ACP J Club. 2005 Mar-Apr;142:36. doi:10.7326/ACPJC-2005-142-2-036

Clinical Impact Ratings

Hospitalists: 6 stars

Cardiology: 5 stars

Source Citation

Ko DT, Hebert PR, Coffey CS, et al. Adverse effects of β-blocker therapy for patients with heart failure: a quantitative overview of randomized trials. Arch Intern Med. 2004;164:1389-94. [PubMed ID: 15249347]



In patients with heart failure (HF) with systolic dysfunction, what are the risks associated with β-blocker therapy?


Data sources: Studies were identified by searching MEDLINE (1966 to 2002) and bibliographies of relevant articles.

Study selection and assessment: Studies were selected if they were randomized controlled trials (RCTs) that used noncrossover designs, compared β-blocker therapy with placebo in patients with HF with left ventricular systolic dysfunction, enrolled ≥ 100 patients in each treatment group, had ≥ 6 months of follow-up, and reported adverse effects.

Outcomes: All-cause therapy withdrawal, all-cause mortality, HF hospitalization, worsening HF, hypotension, dizziness, bradycardia, and fatigue.

Main results

9 RCTs (14 594 patients, mean age range 49 to 67 y) with mean follow-up 6 to 24 months were included. Interventions included carvedilol (3 RCTs), metoprolol (3 RCTs), bisoprolol (2 RCTs), and bucindolol (1 RCT). Compared with placebo, β-blocker therapy reduced the risks for all-cause mortality, HF hospitalization, worsening HF, and all-cause withdrawal of therapy but increased the risks for dizziness and bradycardia; groups did not differ for hypotension or fatigue (Table).


In patients with heart failure (HF) with systolic dysfunction, β-blocker therapy reduces the risks for all-cause mortality, HF hospitalization, worsening HF, and all-cause withdrawal of therapy, but is associated with increased risks for dizziness and bradycardia.

Source of funding: No external funding.

For correspondence: Dr. H.M. Krumholz, Yale University, New Haven, CT, USA. E-mail

Table. β-blocker therapy vs placebo for heart failure (HF) with systolic dysfunction at mean 6 to 24 months*

Outcomes Number of trials (n) Weighted event rates RRR (95% CI) NNT (CI) NNT/y
β-blocker Placebo
All-cause mortality 9 (14 594) 13% 17% 27% (15 to 38) 22 (16 to 39) 30
HF hospitalization 8 (13 478) 17% 23% 26% (17 to 34) 17 (13 to 26) 25
Worsening HF 4 (4439) 26% 34% 17% (2 to 29) 18 (11 to 150) 19
All-cause withdrawal of therapy 9 (14 594) 16% 18% 11% (2 to 19) 51 (30 to 278) 72
Dizziness 4 (10 082) 22% 17% 37% (9 to 71) 17 (9 to 67) 17
Bradycardia 7 (13 796) 6% 2% 262% (148 to 428) 22 (14 to 39) 26
Hypotension 7 (13 796) 8% 6% 41% (−4 to 106) Not significant 91
Fatigue 3 (7793) 24% 22% 4% (−3 to 11) Not significant 297

*Abbreviations defined in Glossary; RRR, RRI, NNT, NNH, and CI calculated from data in article using a random-effects model.


The review by Ko and colleagues of trials of placebo-controlled β-blockers for HF discusses the overall benefits of these agents, which are substantial, in the context of adverse effects, which are minimal, and do not seem to affect therapy withdrawal (except to actually prevent therapy withdrawal). The only criticism of this review is that no quality rating was used for the individual studies.
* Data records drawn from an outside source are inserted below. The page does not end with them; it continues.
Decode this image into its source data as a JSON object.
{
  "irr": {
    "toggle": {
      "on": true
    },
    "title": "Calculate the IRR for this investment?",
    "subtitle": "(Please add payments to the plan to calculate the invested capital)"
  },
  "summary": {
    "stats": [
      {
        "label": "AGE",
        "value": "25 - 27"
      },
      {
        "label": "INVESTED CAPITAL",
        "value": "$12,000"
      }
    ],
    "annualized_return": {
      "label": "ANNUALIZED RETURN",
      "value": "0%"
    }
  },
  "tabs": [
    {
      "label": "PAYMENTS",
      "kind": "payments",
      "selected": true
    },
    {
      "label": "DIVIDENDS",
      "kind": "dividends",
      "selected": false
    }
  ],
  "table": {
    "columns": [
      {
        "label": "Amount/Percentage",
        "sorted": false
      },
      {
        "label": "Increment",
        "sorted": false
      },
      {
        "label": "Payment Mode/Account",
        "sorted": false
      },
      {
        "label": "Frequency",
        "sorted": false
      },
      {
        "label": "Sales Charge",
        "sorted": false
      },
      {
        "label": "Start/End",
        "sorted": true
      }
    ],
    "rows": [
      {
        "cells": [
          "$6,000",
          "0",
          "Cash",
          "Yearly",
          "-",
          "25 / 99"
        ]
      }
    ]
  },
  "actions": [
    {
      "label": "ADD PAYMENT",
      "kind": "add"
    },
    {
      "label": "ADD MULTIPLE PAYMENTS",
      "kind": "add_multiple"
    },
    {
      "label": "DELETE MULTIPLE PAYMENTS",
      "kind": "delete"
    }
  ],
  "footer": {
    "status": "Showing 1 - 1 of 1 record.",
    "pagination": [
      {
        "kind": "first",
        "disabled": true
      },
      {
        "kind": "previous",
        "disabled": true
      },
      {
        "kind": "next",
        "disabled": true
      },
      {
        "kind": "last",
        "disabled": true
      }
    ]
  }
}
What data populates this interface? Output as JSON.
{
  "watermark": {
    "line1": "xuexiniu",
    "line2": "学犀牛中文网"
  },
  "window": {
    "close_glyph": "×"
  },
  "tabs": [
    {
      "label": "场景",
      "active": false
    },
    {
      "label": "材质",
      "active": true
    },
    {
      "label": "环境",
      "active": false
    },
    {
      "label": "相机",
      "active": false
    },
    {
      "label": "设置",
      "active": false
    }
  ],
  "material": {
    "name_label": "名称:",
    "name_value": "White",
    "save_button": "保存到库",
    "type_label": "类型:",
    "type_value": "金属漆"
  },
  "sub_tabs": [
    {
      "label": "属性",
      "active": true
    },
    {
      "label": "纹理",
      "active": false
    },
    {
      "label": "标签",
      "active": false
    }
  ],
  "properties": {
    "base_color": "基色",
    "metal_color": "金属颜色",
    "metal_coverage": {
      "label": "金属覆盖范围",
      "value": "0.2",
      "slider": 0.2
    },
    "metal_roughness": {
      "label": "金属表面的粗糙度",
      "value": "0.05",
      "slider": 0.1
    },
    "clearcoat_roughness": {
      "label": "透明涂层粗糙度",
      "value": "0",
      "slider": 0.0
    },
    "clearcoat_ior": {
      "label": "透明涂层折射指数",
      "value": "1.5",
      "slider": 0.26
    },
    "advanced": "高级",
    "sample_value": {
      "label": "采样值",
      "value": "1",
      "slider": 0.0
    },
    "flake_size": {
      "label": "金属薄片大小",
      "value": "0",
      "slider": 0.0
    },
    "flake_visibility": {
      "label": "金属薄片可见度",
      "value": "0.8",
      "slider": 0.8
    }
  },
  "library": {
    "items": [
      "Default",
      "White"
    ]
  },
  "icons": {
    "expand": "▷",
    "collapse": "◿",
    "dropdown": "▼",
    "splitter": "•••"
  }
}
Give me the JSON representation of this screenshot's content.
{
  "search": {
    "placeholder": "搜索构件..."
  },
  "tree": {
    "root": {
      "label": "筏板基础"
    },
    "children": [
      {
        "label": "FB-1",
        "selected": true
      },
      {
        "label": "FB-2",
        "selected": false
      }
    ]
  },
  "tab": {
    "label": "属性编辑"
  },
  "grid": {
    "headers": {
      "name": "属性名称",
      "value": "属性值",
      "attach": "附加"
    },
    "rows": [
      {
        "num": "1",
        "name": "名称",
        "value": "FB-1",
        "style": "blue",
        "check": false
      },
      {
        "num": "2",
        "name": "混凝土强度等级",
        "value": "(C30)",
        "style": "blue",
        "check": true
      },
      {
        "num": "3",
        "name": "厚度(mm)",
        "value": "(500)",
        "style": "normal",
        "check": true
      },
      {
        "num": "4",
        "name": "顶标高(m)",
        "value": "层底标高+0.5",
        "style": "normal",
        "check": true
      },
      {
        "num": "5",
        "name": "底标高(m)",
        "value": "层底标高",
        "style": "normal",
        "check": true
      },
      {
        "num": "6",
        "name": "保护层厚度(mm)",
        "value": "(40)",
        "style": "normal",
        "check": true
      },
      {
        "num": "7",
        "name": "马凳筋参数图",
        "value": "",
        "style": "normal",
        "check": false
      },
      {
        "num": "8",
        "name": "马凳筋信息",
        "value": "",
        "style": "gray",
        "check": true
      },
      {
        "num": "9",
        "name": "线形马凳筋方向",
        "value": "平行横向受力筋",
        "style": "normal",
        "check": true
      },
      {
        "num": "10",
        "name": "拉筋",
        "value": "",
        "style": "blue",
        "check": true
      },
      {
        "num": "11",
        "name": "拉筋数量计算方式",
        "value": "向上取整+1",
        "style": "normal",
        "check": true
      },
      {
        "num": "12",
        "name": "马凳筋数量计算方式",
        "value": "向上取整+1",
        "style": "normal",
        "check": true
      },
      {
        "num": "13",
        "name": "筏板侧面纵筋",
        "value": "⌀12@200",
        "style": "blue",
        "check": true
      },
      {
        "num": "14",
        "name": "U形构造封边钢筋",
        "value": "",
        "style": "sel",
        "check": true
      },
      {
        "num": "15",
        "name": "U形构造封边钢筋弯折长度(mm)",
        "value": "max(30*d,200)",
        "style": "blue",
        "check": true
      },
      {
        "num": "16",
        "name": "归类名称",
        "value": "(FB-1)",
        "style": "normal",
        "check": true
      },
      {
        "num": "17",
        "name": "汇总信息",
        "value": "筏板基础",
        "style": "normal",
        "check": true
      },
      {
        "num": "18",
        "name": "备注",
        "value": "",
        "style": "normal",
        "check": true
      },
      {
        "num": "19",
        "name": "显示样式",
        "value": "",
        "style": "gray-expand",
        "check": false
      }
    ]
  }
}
The most relevant quality component would be the use of a systematic method for assessing side effects within each study and whether this affected the differential discovery of adverse events. Without a systematic method, one could imagine potential bias against finding adverse events or side effects, making it possible to underestimate the incidence of side effects. Nevertheless, the fact that patients were less likely to withdraw from other lifesaving therapies when they were receiving a β-blocker shows that this may not be a substantial issue.

Other side effects that might have been attributable to β-blockers not reported in this synthesis include depression and sexual dysfunction. In a previous meta-analysis by these authors, no increased risk for depressive symptoms was associated with β-blockers, and only a small increased risk for sexual dysfunction or fatigue was seen (1). Thus, it seems quite clear that, in patients with HF with systolic dysfunction, one should not be deterred by the relatively minor side effect profiles of β-blockers (even in patients with chronic obstructive pulmonary disease and diabetes), especially given the survival benefit associated with these agents.

Some lingering questions exist, however. Because the upper age limit was 67 years, how generalizable are these results to older patients who have the largest illness burden from HF and who take more medications with which β-blockers could interact? Are there differential effects of different types of β-blockers? Are all β-blockers equally effective?

Patrick G. O’Malley, MD, MPH
Walter Reed Army Medical Center and Uniformed Services University
Washington, DC, USA


1. Ko DT, Hebert PR, Coffey CS, et al. Beta-blocker therapy and symptoms of depression, fatigue, and sexual dysfunction. JAMA. 2002;288:351-7. [PubMed ID: 12117400]